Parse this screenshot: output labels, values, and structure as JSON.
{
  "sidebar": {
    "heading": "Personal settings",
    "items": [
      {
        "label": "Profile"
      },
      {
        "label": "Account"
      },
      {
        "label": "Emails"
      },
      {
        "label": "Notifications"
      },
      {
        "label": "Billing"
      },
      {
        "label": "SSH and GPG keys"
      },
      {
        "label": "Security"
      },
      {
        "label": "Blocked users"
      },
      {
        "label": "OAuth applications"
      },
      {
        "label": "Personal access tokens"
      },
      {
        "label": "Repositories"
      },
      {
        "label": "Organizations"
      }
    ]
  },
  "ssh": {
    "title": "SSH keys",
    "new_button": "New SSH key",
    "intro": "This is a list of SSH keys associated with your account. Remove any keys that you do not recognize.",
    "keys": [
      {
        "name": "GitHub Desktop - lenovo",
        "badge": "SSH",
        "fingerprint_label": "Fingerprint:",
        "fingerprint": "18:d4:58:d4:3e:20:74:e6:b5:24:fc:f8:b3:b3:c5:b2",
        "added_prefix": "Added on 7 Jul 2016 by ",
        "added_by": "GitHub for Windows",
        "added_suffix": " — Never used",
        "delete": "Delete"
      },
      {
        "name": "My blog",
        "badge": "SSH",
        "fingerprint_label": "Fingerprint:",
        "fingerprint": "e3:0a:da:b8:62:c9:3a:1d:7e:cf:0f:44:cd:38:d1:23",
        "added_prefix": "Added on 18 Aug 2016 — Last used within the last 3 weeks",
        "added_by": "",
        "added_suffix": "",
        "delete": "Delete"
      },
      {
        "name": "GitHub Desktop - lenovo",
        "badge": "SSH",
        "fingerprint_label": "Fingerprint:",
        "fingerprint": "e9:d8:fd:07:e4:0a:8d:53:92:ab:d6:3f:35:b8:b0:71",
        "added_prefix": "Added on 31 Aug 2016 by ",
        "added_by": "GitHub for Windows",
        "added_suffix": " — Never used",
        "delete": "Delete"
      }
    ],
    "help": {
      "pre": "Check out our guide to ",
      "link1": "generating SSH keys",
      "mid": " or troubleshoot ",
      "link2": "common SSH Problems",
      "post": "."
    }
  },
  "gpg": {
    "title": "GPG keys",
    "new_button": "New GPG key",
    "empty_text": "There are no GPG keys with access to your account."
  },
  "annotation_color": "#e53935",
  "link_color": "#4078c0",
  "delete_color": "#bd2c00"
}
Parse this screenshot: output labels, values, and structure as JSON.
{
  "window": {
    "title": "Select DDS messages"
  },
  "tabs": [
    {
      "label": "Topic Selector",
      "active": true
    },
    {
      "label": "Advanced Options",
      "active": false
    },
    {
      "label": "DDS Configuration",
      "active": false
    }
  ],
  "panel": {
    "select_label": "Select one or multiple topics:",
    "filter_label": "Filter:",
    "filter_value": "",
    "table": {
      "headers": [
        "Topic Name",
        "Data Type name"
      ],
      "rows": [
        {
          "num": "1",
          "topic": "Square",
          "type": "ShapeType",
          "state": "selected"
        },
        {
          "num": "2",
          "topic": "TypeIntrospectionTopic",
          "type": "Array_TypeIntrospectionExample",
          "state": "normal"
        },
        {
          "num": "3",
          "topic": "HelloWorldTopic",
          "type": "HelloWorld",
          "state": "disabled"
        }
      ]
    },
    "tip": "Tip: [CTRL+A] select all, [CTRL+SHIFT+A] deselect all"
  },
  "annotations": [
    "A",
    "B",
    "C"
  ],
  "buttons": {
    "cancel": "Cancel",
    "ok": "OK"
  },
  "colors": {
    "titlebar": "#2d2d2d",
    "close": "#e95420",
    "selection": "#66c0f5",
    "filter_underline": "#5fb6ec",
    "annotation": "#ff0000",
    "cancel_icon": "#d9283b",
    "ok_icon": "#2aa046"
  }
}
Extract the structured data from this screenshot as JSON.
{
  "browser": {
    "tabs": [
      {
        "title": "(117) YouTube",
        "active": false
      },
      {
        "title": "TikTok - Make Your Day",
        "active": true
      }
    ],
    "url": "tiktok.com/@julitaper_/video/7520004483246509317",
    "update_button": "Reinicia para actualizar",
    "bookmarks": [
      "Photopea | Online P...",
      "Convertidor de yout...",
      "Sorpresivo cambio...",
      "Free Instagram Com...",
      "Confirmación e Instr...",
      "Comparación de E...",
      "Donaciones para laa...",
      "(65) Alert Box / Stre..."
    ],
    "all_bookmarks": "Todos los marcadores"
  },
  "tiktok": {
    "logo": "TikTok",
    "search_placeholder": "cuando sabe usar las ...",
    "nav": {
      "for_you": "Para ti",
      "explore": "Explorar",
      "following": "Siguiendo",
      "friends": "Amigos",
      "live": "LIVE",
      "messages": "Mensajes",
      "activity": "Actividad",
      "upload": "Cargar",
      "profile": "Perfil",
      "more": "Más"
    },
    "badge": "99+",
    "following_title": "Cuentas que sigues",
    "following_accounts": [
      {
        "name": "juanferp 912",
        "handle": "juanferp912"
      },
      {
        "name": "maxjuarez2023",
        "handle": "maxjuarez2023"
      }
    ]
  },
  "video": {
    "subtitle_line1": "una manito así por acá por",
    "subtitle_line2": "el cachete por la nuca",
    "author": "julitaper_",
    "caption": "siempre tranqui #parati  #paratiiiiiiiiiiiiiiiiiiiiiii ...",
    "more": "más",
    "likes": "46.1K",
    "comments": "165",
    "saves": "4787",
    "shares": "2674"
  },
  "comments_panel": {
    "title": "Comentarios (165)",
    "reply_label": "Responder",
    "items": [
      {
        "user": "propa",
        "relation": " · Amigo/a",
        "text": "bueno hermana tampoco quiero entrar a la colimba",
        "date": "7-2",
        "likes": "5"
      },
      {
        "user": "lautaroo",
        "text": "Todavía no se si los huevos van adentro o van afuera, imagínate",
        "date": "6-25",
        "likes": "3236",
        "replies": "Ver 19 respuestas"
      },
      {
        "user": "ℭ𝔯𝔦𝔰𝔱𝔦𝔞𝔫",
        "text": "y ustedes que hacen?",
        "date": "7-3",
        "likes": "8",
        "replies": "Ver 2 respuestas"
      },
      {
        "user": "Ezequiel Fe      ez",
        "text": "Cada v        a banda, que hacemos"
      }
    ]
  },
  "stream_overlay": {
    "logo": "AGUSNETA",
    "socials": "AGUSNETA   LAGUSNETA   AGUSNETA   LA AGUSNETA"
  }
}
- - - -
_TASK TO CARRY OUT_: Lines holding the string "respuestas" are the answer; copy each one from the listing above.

_RESPONSE_:
        "replies": "Ver 19 respuestas"
        "replies": "Ver 2 respuestas"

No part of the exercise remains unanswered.